To do »
Which lines of the data contain the string "screenshot"? Show each of them.

Interface dataset entries
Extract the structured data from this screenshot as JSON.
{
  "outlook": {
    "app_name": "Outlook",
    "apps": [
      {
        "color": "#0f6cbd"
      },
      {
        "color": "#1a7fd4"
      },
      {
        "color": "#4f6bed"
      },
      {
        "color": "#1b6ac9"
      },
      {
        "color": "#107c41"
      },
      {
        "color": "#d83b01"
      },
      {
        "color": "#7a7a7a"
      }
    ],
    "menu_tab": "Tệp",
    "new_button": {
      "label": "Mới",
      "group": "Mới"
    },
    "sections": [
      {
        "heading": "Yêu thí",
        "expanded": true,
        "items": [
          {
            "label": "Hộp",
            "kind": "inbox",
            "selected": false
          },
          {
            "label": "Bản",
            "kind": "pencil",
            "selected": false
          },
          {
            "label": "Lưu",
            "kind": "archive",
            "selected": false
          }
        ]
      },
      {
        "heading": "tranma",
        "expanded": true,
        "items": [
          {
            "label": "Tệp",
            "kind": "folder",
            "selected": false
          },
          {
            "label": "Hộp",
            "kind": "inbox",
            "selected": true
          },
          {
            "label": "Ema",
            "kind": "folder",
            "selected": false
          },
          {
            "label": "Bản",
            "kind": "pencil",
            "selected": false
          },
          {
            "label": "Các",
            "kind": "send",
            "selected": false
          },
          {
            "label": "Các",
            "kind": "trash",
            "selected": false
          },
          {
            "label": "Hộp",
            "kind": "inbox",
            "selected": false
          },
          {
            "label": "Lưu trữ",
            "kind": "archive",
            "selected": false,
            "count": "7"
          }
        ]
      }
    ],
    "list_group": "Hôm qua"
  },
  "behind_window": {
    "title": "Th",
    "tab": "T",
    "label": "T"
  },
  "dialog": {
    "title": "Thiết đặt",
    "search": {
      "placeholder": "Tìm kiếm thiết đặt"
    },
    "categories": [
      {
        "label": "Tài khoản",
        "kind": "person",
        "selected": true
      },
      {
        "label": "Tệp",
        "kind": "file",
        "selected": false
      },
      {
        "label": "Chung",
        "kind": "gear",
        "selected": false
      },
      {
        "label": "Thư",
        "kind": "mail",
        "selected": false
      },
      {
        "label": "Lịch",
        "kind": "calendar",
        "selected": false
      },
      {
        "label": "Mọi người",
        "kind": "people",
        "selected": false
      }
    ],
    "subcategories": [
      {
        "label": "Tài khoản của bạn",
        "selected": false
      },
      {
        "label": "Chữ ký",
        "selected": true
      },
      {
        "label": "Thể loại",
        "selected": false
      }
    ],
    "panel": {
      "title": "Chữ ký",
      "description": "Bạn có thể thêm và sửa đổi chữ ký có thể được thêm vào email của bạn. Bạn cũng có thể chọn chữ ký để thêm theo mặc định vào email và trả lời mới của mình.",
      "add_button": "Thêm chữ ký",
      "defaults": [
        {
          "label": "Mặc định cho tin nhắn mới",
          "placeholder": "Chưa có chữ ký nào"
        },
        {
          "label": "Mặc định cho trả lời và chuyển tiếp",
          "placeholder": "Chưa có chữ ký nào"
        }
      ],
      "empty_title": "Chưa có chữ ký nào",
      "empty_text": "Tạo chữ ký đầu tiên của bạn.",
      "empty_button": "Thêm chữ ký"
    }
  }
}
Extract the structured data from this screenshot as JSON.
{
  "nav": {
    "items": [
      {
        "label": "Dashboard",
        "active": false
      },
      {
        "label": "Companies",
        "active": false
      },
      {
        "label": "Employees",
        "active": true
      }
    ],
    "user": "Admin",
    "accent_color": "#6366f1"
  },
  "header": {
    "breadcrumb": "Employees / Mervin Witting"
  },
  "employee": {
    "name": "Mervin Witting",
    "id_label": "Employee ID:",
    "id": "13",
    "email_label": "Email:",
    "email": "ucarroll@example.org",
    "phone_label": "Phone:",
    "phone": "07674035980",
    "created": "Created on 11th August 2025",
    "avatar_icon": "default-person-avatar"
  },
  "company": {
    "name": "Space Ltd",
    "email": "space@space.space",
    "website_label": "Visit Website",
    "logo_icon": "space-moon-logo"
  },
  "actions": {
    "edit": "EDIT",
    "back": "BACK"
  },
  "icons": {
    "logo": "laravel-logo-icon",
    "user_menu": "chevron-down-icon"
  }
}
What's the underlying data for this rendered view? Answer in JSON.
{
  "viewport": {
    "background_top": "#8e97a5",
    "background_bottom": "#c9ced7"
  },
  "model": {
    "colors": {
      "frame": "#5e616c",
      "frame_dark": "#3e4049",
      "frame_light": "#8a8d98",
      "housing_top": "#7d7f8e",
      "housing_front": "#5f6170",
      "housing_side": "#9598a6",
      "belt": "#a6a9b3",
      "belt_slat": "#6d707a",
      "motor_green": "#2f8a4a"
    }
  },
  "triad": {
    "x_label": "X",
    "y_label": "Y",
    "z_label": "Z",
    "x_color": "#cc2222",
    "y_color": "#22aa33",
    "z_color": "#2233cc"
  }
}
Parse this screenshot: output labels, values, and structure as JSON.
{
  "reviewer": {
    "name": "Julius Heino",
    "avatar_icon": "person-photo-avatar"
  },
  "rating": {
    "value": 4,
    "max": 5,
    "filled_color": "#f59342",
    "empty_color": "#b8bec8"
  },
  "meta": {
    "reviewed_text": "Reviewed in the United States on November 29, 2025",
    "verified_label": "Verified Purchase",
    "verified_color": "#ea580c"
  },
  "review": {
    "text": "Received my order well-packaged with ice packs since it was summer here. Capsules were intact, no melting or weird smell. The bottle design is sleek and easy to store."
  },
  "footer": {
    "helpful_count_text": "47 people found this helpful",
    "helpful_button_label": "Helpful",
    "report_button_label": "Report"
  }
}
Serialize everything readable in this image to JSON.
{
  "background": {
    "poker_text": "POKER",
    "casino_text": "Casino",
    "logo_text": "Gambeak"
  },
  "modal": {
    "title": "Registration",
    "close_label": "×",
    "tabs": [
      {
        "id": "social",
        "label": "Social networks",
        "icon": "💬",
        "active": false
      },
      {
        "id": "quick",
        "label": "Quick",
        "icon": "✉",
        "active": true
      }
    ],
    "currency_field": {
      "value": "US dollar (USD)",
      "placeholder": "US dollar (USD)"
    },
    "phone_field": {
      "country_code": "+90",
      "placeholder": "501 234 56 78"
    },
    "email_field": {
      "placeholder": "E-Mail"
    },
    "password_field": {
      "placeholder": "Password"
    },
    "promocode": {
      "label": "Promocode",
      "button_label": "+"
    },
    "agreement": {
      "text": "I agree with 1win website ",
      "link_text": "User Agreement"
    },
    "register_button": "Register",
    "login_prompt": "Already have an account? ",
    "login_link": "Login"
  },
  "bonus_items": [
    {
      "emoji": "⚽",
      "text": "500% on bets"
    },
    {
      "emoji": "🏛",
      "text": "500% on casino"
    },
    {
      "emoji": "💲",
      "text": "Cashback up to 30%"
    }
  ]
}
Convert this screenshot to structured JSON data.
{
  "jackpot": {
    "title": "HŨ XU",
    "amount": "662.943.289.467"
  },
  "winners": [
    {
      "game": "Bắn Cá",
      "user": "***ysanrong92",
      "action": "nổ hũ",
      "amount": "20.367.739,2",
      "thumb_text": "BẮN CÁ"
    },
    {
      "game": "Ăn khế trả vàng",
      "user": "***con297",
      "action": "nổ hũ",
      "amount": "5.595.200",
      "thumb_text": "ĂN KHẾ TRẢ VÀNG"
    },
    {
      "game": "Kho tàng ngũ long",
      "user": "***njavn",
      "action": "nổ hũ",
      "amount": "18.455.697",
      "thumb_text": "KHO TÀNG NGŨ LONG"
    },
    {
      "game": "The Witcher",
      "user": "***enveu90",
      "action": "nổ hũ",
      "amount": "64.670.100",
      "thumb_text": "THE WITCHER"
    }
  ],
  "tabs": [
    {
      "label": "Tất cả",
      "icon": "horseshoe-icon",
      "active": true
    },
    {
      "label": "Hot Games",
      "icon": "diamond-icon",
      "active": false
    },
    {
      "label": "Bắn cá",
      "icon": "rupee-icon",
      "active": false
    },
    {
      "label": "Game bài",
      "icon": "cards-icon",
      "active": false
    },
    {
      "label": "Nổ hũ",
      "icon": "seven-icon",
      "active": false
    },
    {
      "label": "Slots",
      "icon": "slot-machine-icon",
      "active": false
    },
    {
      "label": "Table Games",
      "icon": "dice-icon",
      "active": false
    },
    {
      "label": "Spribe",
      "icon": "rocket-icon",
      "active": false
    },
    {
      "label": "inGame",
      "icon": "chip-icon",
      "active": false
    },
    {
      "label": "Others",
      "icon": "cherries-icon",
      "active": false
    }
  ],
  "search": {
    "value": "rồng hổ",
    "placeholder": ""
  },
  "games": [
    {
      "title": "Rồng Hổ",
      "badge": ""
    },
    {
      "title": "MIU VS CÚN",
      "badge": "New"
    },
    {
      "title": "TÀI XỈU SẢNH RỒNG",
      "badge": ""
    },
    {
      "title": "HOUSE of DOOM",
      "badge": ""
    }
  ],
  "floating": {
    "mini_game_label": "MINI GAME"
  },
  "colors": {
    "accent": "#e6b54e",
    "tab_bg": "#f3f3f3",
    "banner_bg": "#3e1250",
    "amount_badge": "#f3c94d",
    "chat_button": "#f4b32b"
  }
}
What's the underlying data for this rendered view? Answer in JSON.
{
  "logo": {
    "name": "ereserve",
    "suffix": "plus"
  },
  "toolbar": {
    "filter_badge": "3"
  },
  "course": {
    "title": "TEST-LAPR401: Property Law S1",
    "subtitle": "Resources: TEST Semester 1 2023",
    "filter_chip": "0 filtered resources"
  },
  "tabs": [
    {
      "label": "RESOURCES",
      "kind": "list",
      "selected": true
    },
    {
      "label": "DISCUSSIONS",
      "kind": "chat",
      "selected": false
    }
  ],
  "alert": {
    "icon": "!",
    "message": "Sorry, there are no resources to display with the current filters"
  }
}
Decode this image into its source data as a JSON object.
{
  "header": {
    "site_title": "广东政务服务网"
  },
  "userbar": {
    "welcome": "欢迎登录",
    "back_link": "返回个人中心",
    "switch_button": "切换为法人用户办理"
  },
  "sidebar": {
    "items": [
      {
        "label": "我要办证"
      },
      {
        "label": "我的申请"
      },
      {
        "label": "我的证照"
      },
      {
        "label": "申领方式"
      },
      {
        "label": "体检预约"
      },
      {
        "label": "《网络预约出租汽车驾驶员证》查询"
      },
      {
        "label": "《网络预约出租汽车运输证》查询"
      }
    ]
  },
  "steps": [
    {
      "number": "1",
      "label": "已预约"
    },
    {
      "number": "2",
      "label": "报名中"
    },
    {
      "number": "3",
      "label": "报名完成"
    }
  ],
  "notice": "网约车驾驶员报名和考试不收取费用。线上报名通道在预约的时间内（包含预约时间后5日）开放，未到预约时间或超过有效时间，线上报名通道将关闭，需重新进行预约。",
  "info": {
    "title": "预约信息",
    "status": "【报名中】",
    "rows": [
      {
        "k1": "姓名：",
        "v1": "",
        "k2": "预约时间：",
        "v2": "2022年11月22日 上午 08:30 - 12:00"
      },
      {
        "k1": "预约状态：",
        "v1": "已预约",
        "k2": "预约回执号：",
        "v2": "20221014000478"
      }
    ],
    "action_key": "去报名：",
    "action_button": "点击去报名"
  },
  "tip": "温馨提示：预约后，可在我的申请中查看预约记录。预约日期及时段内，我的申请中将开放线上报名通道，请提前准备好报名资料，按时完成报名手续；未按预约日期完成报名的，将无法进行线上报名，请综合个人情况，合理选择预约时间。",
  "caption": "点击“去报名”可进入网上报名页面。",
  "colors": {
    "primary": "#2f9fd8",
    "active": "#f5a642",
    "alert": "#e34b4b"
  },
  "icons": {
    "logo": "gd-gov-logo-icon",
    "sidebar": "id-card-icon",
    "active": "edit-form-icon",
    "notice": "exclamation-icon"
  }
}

Result »
Extract the structured data from this screenshot as JSON.
Extract the structured data from this screenshot as JSON.
Parse this screenshot: output labels, values, and structure as JSON.
Convert this screenshot to structured JSON data.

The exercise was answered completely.